AIM OF THE TASK: The answer must consist of each line below that contains the word "type", copied in full.

=-=-=-=-=

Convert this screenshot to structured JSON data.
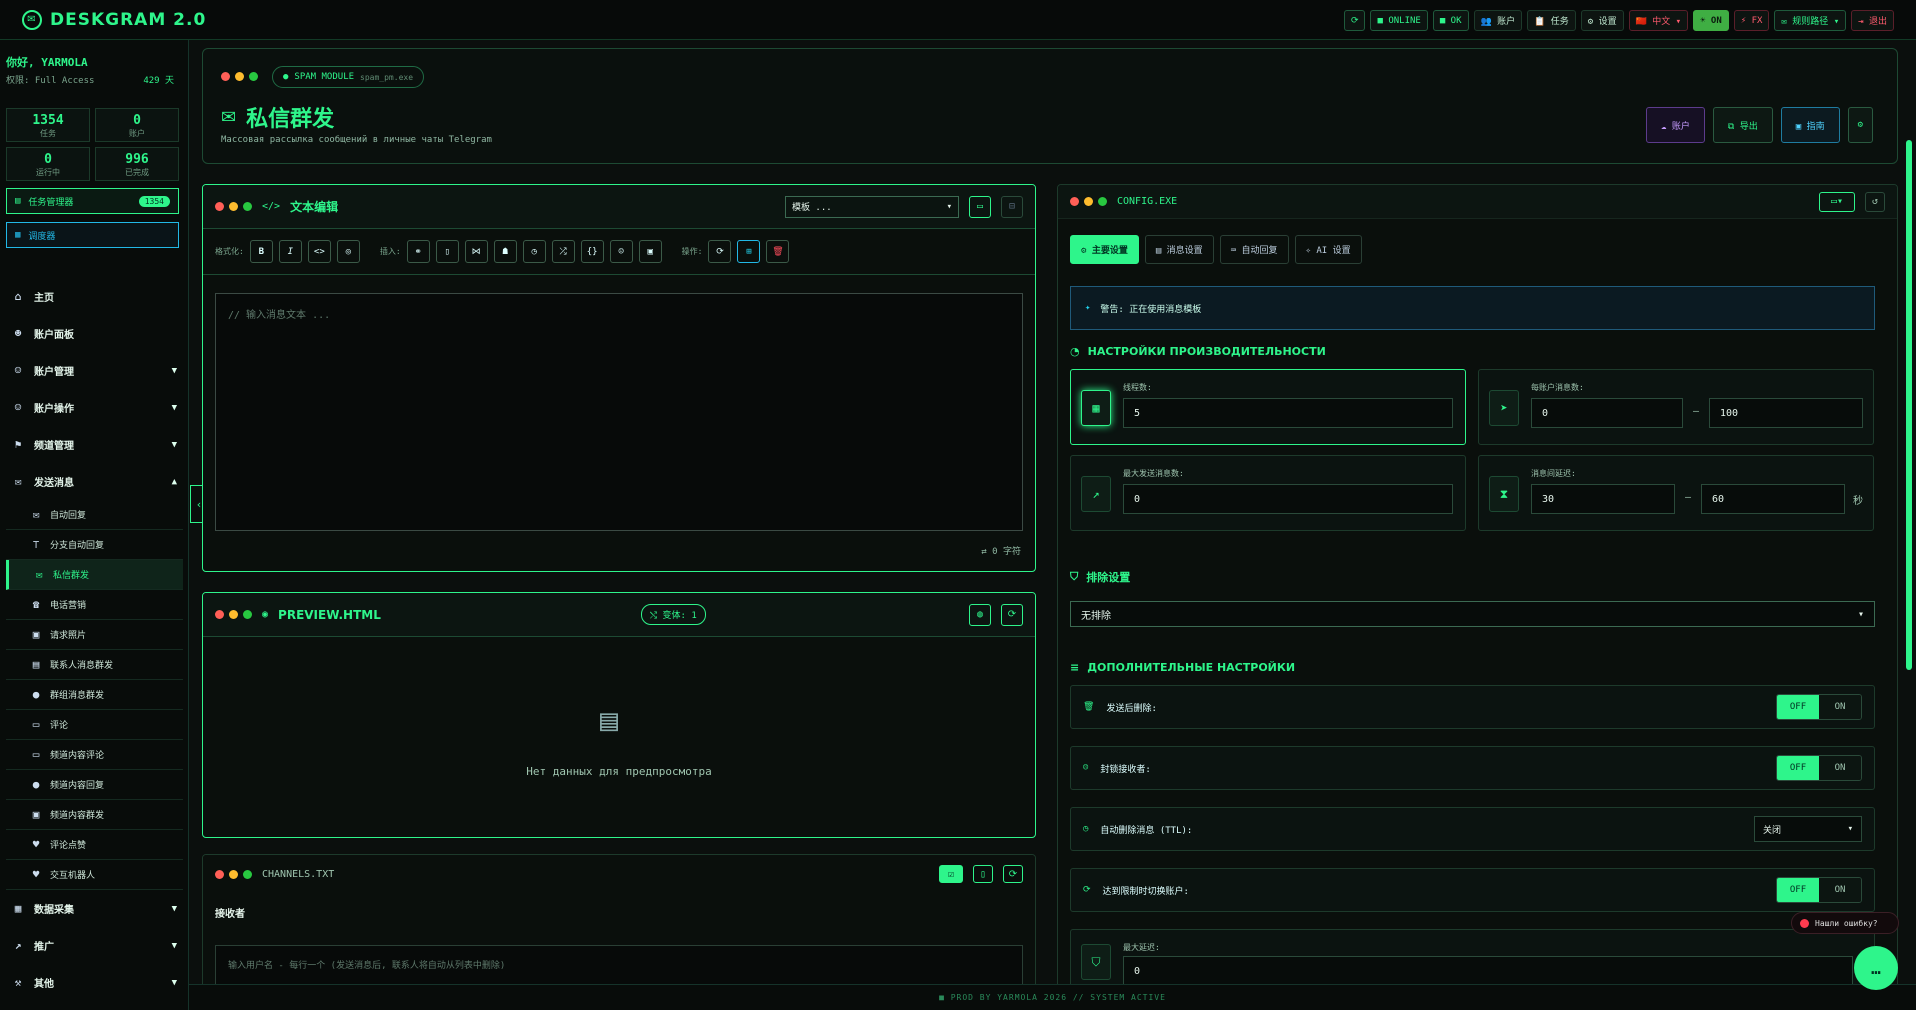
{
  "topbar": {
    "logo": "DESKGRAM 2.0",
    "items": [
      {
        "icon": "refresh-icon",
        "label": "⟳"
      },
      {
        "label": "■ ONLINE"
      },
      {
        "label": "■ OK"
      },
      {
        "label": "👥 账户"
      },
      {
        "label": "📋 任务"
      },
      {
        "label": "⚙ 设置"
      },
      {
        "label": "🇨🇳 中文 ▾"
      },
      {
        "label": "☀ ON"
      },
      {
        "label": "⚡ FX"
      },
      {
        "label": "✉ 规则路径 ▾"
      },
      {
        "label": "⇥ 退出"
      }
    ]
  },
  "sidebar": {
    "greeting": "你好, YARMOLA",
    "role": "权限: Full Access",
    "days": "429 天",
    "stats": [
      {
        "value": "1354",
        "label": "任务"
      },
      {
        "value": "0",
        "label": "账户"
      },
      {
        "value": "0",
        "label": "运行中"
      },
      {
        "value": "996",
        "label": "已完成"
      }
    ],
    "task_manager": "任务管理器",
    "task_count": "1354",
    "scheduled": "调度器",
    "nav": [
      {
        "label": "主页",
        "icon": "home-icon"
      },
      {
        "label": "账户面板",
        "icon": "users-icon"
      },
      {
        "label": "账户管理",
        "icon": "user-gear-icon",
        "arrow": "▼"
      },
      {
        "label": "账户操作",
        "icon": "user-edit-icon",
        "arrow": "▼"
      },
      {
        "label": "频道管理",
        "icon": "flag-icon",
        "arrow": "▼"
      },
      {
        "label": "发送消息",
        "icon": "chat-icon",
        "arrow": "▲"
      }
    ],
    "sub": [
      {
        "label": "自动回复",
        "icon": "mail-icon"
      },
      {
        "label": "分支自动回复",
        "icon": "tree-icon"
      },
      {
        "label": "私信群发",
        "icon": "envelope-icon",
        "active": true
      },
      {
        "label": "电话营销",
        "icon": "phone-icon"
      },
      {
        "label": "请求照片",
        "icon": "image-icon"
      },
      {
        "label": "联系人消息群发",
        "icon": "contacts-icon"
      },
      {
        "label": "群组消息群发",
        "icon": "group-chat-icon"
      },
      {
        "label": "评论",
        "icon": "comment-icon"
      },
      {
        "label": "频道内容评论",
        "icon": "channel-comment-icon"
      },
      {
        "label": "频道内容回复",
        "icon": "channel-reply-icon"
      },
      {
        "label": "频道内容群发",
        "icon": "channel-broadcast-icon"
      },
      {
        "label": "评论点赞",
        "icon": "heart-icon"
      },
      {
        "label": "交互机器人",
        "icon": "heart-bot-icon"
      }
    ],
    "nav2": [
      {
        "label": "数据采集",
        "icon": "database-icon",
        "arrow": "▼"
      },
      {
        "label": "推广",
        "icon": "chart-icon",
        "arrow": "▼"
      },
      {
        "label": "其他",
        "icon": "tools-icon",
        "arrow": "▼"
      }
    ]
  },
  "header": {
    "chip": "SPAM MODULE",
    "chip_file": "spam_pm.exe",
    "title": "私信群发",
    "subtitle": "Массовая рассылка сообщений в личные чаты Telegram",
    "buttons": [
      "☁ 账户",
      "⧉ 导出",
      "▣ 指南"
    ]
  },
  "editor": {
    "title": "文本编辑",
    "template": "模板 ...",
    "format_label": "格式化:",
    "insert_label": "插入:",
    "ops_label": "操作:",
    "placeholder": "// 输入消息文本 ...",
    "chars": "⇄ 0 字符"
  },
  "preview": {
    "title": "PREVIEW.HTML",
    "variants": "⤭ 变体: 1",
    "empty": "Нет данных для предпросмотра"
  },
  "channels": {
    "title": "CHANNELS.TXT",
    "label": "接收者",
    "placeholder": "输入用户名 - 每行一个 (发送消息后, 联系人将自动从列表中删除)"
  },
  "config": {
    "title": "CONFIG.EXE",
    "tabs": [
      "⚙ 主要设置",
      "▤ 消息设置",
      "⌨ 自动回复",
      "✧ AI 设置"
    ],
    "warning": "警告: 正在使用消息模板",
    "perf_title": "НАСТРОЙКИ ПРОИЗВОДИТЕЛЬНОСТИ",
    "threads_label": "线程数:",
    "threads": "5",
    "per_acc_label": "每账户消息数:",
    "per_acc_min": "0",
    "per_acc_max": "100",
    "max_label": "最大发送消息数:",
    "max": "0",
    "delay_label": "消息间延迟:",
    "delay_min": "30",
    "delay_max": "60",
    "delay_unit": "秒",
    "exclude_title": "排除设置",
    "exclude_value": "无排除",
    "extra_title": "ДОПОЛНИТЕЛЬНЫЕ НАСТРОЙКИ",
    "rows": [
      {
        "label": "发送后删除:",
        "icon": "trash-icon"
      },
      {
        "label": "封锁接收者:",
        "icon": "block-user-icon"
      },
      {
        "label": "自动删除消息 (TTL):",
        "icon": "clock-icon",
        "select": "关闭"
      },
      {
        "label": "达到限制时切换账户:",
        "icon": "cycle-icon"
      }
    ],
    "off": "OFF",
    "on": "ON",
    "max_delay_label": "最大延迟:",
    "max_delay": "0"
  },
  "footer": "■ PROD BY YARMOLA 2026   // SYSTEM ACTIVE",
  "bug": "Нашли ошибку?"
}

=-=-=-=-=

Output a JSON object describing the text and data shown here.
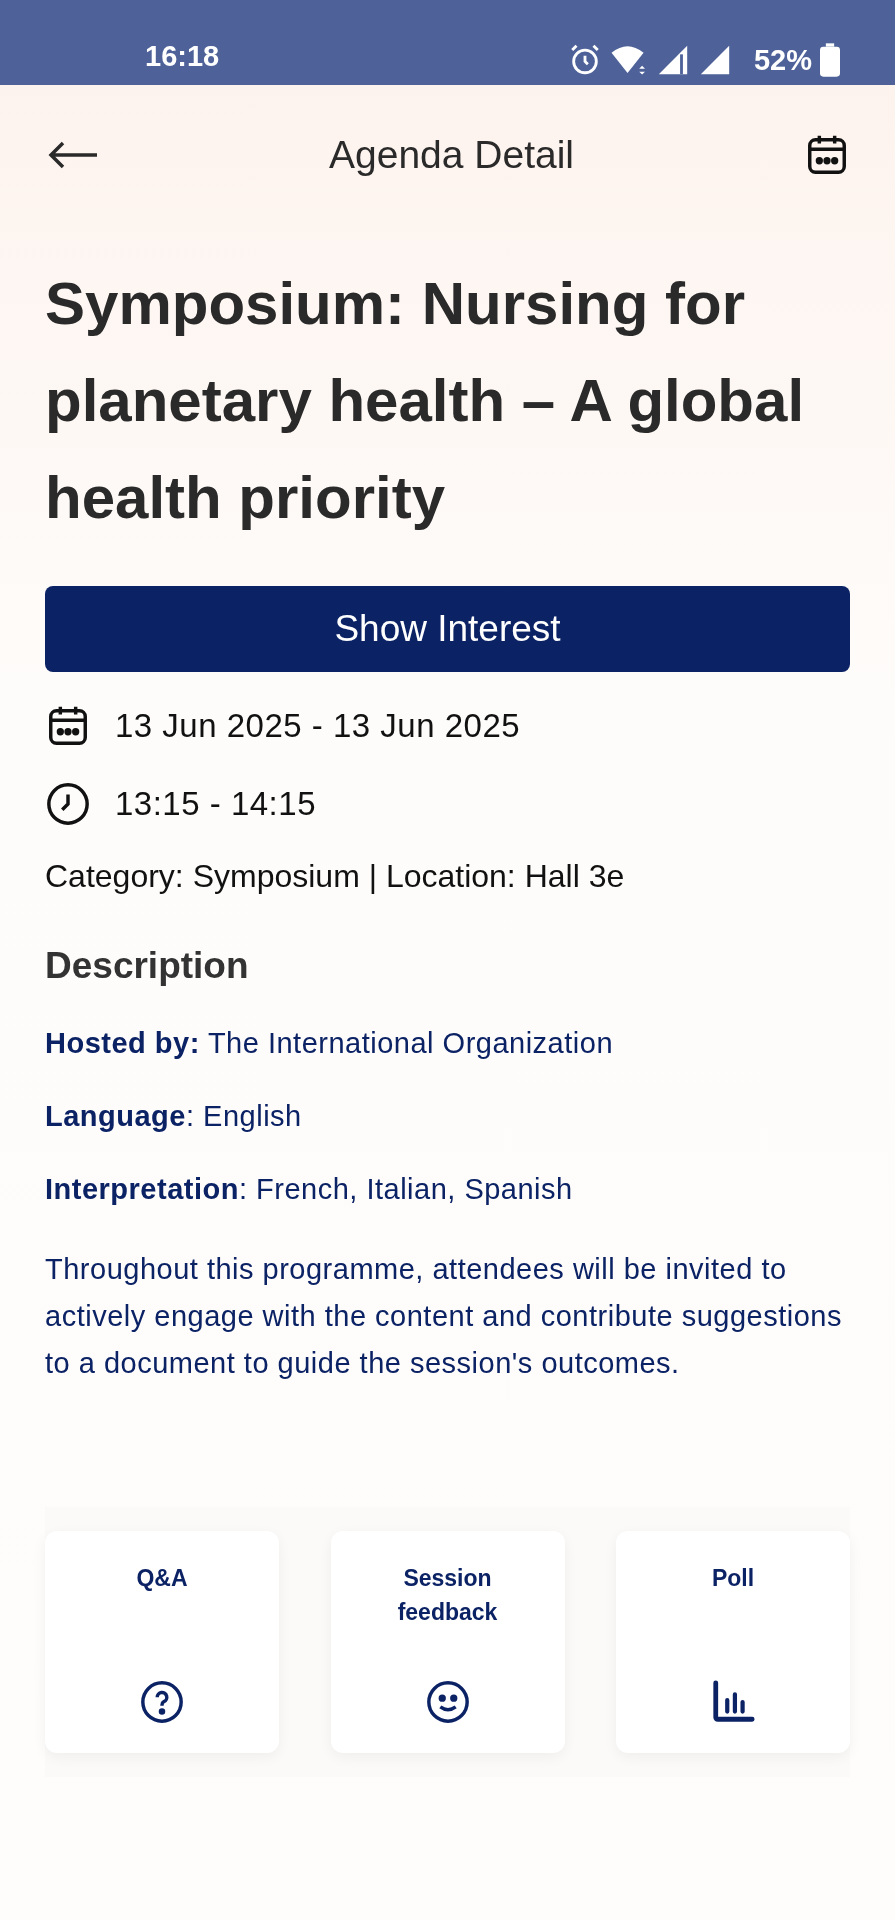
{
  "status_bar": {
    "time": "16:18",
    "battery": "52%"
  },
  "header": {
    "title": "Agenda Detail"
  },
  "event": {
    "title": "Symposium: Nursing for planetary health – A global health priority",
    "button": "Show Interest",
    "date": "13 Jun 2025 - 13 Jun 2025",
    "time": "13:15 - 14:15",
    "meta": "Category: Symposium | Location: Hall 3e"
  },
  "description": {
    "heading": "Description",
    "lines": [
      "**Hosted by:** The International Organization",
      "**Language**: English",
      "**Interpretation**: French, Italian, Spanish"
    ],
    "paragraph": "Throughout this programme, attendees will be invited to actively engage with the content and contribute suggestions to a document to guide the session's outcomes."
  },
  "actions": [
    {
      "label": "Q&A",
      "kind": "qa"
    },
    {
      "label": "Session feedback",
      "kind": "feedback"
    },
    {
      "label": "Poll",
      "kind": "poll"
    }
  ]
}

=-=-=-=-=

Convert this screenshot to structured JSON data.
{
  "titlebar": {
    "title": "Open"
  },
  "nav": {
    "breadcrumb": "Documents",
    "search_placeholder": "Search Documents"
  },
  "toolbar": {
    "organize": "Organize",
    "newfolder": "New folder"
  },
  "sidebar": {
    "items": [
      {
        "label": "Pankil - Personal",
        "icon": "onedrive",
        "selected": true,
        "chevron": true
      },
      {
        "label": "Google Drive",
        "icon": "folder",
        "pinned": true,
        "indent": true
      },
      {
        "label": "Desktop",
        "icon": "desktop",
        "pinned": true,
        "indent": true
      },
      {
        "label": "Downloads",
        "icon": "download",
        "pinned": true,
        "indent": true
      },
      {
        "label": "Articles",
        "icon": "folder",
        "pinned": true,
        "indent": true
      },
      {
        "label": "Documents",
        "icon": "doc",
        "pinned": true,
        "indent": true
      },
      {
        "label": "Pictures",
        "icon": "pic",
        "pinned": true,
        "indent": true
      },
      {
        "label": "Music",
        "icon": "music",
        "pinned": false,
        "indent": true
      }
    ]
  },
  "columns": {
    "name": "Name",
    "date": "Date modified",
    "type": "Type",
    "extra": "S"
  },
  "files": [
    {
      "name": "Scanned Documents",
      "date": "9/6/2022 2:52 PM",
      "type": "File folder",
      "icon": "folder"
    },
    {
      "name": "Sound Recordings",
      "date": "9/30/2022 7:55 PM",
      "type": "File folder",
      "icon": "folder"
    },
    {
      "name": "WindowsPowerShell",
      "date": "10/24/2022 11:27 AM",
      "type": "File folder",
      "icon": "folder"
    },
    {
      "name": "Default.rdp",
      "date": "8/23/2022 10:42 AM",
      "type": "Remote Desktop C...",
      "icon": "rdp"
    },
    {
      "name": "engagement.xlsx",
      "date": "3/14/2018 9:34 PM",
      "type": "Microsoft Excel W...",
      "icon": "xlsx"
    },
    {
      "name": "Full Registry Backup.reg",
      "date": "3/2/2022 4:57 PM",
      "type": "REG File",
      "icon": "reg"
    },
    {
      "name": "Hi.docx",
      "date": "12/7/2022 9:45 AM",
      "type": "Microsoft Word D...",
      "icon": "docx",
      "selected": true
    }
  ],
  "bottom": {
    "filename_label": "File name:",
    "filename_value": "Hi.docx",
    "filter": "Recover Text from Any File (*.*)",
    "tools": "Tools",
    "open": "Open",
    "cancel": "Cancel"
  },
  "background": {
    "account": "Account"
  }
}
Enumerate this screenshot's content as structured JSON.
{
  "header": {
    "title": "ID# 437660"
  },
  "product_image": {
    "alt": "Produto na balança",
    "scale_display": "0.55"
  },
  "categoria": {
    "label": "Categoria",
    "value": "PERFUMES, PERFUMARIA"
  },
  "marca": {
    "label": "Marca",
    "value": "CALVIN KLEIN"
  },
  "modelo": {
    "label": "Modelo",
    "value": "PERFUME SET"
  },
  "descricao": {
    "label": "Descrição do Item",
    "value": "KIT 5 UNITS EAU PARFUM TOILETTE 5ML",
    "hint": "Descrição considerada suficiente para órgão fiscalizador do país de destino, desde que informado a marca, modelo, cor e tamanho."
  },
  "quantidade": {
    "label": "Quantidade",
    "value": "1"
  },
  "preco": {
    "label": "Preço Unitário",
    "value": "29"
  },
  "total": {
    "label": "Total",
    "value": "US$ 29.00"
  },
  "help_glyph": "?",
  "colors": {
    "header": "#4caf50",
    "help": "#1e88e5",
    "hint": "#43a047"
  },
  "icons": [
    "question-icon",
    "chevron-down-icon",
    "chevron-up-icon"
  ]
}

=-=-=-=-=

SOLUTION TO THIS TASK:
    "type": "Type",
      "type": "File folder",
      "type": "File folder",
      "type": "File folder",
      "type": "Remote Desktop C...",
      "type": "Microsoft Excel W...",
      "type": "REG File",
      "type": "Microsoft Word D...",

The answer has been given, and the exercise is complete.